Using Conditional activities
An example of use
Here follows a basic example. Students are required to undertake 4 tasks in a precise order. According to their score in a quiz, the fourth task - a Moodle lesson - is either at a lower or more advanced level. They must
- view a webpage explaining the course
- post an introductory message in a forum
- take a quiz
- move onto a lesson tailored to their performance in the quiz.
Here is the teacher view.
Students will only see the first task (the webpage)with the second task (the forum) greyed out. The other tasks only appear once the conditions have been met. How's it done?
- Task 1, the webpage must be read (or at least viewed) before students can access the forum. In task 1 the activity completion condition is set to require view
- Task 2, the forum, needs to have the "Restrict availablity" section set such that the webpage Read This First must be marked complete. It is also set so the forum is greyed out until available:
- Task 2, the forum, needs to require students to make a post before they can do the quiz. The activity completion condition is set to " require posts"
- Task 3, the quiz, needs to have the "Restrict availablity section " set such that the forum must be marked complete. It is also set so that that the quiz is completely hidden until a student has posted in the forum:
- Task 4 is two lessons - either at level 1 (basic) or level 2 (advanced). If the student scores less than 50% in the quiz they do Level 1; if they score more, they do Level 2. In the Level 1 lesson, the "Restrict Availablity" section is set such that students can only access it if they get under 50% in the quiz
The Level 2 lesson has the "Restrict availability" section such that students can only access it if they get 50% or more:
Tricks and techniques
With a bit of lateral thinking, you can achieve some interesting results beyond the most obvious uses of the system.

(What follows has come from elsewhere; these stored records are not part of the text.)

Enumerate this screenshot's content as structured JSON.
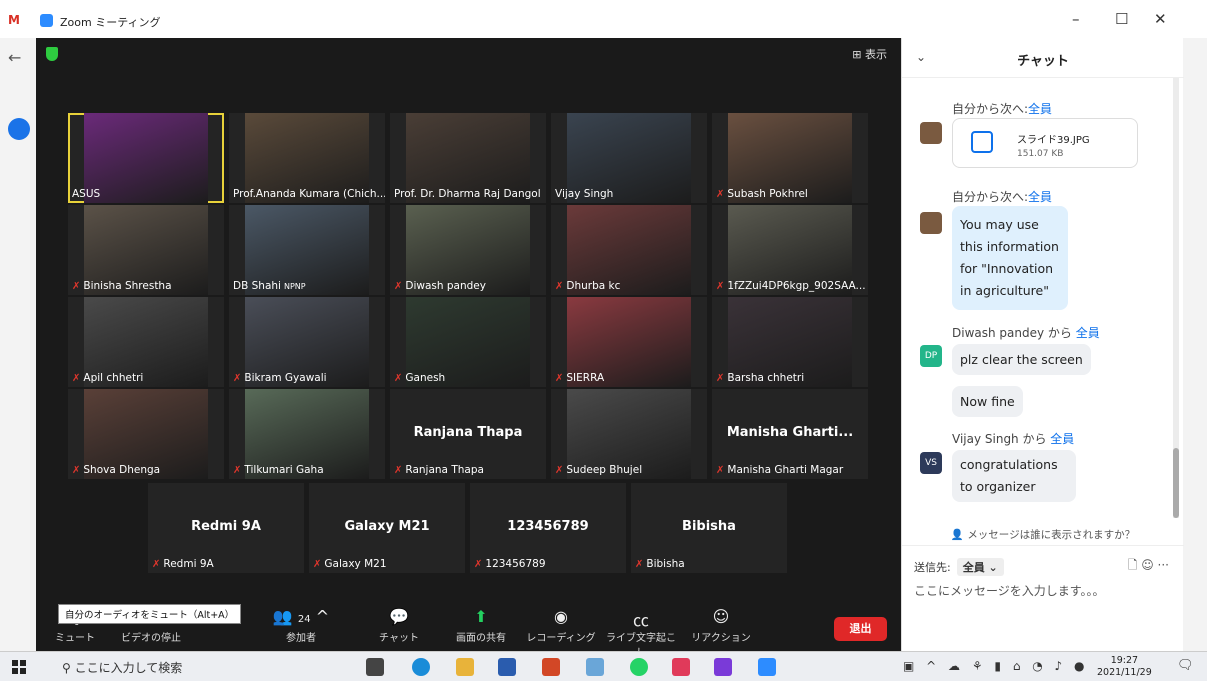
{
  "window": {
    "title": "Zoom ミーティング",
    "gmail": "M"
  },
  "video": {
    "view_label": "⊞ 表示",
    "participants": [
      {
        "name": "ASUS",
        "muted": false,
        "active": true,
        "bg": "#6b2a7a"
      },
      {
        "name": "Prof.Ananda Kumara (Chich...",
        "muted": false,
        "bg": "#5a4a3a"
      },
      {
        "name": "Prof. Dr. Dharma Raj Dangol",
        "muted": false,
        "bg": "#4a3e36"
      },
      {
        "name": "Vijay Singh",
        "muted": false,
        "bg": "#3a4450"
      },
      {
        "name": "Subash Pokhrel",
        "muted": true,
        "bg": "#6a5040"
      },
      {
        "name": "Binisha Shrestha",
        "muted": true,
        "bg": "#5b5248"
      },
      {
        "name": "DB Shahi",
        "sub": "NPNP",
        "muted": false,
        "bg": "#4b5866"
      },
      {
        "name": "Diwash pandey",
        "muted": true,
        "bg": "#5a6050"
      },
      {
        "name": "Dhurba kc",
        "muted": true,
        "bg": "#6b3a3a"
      },
      {
        "name": "1fZZui4DP6kgp_902SAA...",
        "muted": true,
        "bg": "#5a5a50"
      },
      {
        "name": "Apil chhetri",
        "muted": true,
        "bg": "#4a4a4a"
      },
      {
        "name": "Bikram Gyawali",
        "muted": true,
        "bg": "#4a4e58"
      },
      {
        "name": "Ganesh",
        "muted": true,
        "bg": "#2e3a30"
      },
      {
        "name": "SIERRA",
        "muted": true,
        "bg": "#8a3a40"
      },
      {
        "name": "Barsha chhetri",
        "muted": true,
        "bg": "#3a3238"
      },
      {
        "name": "Shova Dhenga",
        "muted": true,
        "bg": "#5a4038"
      },
      {
        "name": "Tilkumari Gaha",
        "muted": true,
        "bg": "#586a58"
      },
      {
        "name": "Ranjana Thapa",
        "muted": true,
        "big": "Ranjana Thapa"
      },
      {
        "name": "Sudeep Bhujel",
        "muted": true,
        "bg": "#4a4a4a"
      },
      {
        "name": "Manisha Gharti Magar",
        "muted": true,
        "big": "Manisha  Gharti..."
      },
      {
        "name": "Redmi 9A",
        "muted": true,
        "big": "Redmi 9A"
      },
      {
        "name": "Galaxy M21",
        "muted": true,
        "big": "Galaxy M21"
      },
      {
        "name": "123456789",
        "muted": true,
        "big": "123456789"
      },
      {
        "name": "Bibisha",
        "muted": true,
        "big": "Bibisha"
      }
    ]
  },
  "toolbar": {
    "tooltip": "自分のオーディオをミュート（Alt+A）",
    "mute": "ミュート",
    "video": "ビデオの停止",
    "participants": "参加者",
    "participants_count": "24",
    "chat": "チャット",
    "share": "画面の共有",
    "record": "レコーディング",
    "captions": "ライブ文字起こし",
    "reactions": "リアクション",
    "leave": "退出"
  },
  "chat": {
    "title": "チャット",
    "msg1_from": "自分から次へ:",
    "msg1_to": "全員",
    "file_name": "スライド39.JPG",
    "file_size": "151.07 KB",
    "msg2_from": "自分から次へ:",
    "msg2_to": "全員",
    "msg2_text": "You may use this information for \"Innovation in agriculture\"",
    "msg3_from": "Diwash pandey から ",
    "msg3_to": "全員",
    "msg3_avatar": "DP",
    "msg3_text1": "plz clear the screen",
    "msg3_text2": "Now fine",
    "msg4_from": "Vijay Singh から ",
    "msg4_to": "全員",
    "msg4_avatar": "VS",
    "msg4_text": "congratulations to organizer",
    "who_sees": "メッセージは誰に表示されますか？",
    "send_to_label": "送信先:",
    "send_to_value": "全員 ⌄",
    "input_placeholder": "ここにメッセージを入力します。。。"
  },
  "taskbar": {
    "search": "ここに入力して検索",
    "time": "19:27",
    "date": "2021/11/29"
  }
}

Here is one example:
Imagine that you let students choose one of two projects. Each project has its own activities (a forum for all the people doing that project, resources with information about the project, etc). You want it to hide all the activities that a student isn't doing.
This can already be achieved in Moodle using the Groupings system. However, conditional activities gives another way to set this up which might be preferable in some cases. Here's how:
- Create two forums called 'Frog project sign-up forum' and 'Zombie project sign-up forum'.
- Set both forums to be automatically marked complete once the user makes 1 post.
- Set each forum to be conditionally available only if the other forum is NOT complete.
- Create other activities for the frog and zombie projects. For each Frog activity, set it to be conditionally available only if the Frog sign-up forum is marked complete. For each Zombie activity, set it to be conditionally available only if the Zombie sign-up forum is marked complete.
When a student first visits the site, they see the frog and zombie sign-up forums and none of the project activities. As soon as they post in one of the forums, the other forum will disappear, and all the activities for their preferred project will appear. (If they want to change their mind, they can delete their forum post so that it isn't marked complete any more, and it'll be back to square one.)
Discussion: Should you really use conditional activities?
Conditional activities are a way for you to force your students to do things in a certain order. Is that really what you want? The answer will depend on your particular circumstances, but it is worth taking a moment to reflect upon the degree to which conditional activities are appropriate for your course.
It is certainly good course design to make it clear to your students what they are expected to do next, to give good guidance. But do you need to use force? Might it not be better to leave students in control of their own learning and just use labels and layout, rather than locks and keys to suggest the best path?
New adaptive learning paths
This may allow the teacher to separate students by a range of performance they have achieved. For example, after a quiz any one of three different lessons might appear to a student, depending upon their score. The teacher can have one for low scores, one for high scores and one for average score ranges. The teacher could have a short quiz like survey, with 7 questions asking the student to give their feelings on a 1 to 5 scale. A range of scores would reveal different activities. Students who liked dark colors might get the black and gray activities revealed, those who liked light colors might get the white and gray activities.
On the other hand, you may have to design a certified training course that requires approval from unenlightened government regulators. Conditional activities will assure them that the trainees have been exposed to everything in the course, in a fixed order, and that the trainees must meet certain quantifiable standards from time to time before being allowed to proceed in the course. Correct use and explanation of conditional activities may ensure validation of your course.